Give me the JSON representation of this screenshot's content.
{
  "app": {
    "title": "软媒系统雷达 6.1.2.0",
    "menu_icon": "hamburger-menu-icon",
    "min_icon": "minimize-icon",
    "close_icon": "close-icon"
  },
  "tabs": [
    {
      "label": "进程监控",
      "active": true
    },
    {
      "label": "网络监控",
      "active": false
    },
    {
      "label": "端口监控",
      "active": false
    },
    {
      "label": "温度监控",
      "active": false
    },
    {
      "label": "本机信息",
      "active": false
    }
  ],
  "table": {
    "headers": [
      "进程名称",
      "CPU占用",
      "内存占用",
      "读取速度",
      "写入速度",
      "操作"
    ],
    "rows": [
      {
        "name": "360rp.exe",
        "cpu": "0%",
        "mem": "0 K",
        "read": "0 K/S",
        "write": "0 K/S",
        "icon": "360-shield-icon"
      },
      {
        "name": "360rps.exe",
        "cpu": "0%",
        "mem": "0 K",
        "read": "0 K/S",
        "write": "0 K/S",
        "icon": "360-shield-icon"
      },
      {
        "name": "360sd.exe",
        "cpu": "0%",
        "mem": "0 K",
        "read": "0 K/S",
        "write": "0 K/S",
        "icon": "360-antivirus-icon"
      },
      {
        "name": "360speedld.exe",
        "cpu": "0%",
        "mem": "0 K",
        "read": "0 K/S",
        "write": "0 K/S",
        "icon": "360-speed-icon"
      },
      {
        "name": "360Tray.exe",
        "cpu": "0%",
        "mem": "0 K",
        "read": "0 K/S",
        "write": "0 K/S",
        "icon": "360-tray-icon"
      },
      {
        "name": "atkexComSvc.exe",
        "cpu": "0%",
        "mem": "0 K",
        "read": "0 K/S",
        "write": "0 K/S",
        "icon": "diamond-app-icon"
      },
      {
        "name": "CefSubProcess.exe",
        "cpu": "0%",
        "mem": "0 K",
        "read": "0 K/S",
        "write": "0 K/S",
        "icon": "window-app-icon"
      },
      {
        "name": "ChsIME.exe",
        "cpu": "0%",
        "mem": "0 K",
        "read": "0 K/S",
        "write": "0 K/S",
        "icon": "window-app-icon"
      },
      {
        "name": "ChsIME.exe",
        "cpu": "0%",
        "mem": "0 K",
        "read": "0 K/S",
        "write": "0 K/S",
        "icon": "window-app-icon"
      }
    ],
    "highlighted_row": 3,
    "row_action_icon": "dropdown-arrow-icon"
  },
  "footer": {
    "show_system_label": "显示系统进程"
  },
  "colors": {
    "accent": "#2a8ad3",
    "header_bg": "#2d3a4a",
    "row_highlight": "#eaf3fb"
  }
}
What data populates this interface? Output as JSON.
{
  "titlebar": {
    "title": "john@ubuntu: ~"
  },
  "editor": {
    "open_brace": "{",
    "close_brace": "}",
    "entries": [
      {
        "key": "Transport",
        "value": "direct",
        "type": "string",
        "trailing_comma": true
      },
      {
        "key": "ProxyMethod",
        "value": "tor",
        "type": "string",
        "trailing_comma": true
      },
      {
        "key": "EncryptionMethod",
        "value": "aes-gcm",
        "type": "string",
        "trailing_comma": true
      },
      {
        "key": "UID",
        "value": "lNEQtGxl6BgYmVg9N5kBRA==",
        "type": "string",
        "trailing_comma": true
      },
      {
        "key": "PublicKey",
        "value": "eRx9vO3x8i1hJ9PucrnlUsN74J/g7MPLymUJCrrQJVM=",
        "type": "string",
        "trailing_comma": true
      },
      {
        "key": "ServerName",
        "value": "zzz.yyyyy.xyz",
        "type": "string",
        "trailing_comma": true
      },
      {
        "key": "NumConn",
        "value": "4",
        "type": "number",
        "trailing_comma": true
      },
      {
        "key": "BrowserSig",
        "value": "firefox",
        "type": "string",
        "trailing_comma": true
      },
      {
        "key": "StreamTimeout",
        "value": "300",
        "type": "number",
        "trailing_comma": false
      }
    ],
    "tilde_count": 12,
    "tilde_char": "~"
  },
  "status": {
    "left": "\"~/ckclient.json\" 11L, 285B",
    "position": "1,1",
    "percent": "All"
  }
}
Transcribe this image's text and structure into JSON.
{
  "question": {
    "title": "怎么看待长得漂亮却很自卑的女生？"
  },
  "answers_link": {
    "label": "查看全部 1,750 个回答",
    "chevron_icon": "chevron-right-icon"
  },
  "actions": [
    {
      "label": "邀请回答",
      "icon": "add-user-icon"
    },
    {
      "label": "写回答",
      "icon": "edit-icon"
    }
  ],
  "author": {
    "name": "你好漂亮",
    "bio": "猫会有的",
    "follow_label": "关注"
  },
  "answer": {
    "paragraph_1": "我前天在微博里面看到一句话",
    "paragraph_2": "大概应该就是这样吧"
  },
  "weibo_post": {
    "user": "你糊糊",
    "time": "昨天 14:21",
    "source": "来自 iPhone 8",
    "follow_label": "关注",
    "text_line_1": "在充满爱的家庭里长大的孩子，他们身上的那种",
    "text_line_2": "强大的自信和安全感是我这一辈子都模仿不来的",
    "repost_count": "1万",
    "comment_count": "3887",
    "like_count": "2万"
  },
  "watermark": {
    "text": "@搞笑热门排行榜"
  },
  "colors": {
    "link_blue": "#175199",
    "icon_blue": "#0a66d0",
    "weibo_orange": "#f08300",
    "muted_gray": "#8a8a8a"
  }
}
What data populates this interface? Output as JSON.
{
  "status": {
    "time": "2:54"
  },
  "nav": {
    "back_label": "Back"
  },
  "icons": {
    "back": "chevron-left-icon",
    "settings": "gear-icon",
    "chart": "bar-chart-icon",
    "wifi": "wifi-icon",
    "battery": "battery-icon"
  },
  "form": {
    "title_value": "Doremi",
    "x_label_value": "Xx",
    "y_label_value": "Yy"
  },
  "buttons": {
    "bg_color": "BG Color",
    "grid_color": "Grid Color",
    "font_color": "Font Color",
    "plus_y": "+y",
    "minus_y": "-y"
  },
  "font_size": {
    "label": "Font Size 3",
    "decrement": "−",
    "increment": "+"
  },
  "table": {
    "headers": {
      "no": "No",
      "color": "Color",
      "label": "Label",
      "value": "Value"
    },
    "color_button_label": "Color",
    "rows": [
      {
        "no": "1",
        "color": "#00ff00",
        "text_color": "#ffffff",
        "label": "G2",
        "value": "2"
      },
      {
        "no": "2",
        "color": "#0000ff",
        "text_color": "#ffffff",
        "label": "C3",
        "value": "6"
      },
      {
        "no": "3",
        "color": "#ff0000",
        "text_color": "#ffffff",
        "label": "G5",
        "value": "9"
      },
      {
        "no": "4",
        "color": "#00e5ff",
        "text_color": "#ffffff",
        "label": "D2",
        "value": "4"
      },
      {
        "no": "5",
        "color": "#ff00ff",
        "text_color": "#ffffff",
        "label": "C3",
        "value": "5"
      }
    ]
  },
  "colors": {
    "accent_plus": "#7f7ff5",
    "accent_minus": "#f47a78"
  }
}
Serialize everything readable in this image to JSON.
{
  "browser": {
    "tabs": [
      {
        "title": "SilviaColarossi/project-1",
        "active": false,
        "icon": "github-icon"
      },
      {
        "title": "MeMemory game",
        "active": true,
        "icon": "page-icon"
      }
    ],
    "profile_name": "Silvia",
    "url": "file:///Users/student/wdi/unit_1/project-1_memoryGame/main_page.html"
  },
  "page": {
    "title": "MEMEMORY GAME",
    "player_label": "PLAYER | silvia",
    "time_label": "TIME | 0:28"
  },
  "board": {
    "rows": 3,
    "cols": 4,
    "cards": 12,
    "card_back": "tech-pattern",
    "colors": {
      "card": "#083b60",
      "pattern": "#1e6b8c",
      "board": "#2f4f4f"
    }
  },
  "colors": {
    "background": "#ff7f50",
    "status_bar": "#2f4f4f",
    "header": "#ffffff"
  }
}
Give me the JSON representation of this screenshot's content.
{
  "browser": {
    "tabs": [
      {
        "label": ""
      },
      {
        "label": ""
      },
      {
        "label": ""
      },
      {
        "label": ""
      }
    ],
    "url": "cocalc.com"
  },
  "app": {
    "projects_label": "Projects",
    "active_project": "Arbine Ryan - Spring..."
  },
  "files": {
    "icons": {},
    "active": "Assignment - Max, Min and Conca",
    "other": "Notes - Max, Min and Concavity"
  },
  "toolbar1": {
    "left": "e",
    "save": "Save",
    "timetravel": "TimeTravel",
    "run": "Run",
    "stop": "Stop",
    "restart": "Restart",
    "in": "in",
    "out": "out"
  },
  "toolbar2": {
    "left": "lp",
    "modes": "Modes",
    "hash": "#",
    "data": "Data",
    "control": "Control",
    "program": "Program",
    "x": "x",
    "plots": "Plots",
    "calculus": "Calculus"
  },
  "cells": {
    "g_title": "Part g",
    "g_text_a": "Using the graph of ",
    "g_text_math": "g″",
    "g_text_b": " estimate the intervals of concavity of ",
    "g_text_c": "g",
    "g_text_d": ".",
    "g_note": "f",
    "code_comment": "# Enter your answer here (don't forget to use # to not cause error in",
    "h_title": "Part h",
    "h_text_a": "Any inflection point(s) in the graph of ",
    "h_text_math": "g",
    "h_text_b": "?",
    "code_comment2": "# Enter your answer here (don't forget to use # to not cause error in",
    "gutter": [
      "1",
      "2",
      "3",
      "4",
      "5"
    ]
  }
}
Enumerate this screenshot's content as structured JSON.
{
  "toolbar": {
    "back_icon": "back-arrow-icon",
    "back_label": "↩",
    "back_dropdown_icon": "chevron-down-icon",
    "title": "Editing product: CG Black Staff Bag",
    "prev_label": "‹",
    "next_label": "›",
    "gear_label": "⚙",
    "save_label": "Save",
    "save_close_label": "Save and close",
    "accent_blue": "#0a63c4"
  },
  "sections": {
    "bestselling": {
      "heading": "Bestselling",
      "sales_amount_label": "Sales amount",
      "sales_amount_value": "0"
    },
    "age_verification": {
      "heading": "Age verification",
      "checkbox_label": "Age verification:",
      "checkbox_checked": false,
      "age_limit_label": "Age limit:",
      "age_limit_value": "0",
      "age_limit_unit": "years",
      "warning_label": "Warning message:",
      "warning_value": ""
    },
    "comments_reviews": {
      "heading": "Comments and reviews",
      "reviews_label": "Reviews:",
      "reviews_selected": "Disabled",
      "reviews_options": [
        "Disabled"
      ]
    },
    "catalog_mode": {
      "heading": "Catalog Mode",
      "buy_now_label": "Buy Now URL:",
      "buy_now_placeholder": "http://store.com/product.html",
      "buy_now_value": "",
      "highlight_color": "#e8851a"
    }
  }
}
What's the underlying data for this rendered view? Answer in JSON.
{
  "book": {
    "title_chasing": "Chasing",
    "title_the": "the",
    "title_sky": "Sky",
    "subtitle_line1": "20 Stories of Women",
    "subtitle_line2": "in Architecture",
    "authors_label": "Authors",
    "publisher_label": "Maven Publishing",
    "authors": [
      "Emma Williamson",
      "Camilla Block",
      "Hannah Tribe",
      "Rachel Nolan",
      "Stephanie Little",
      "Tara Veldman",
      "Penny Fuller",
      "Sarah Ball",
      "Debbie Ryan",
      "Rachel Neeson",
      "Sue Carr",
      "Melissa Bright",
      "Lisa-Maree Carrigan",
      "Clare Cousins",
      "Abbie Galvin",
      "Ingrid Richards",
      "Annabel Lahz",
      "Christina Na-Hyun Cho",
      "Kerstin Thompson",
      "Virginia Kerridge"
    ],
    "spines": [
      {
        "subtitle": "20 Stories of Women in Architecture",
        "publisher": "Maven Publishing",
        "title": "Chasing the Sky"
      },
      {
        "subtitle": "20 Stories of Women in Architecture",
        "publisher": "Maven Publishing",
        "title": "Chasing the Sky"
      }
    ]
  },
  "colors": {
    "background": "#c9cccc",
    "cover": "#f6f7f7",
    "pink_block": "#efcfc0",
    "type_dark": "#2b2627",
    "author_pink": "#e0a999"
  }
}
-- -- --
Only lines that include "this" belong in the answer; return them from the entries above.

* [Response]
Give me the JSON representation of this screenshot's content.
What data populates this interface? Output as JSON.
Transcribe this image's text and structure into JSON.
What data populates this interface? Output as JSON.
Serialize everything readable in this image to JSON.
Give me the JSON representation of this screenshot's content.
Enumerate this screenshot's content as structured JSON.
What's the underlying data for this rendered view? Answer in JSON.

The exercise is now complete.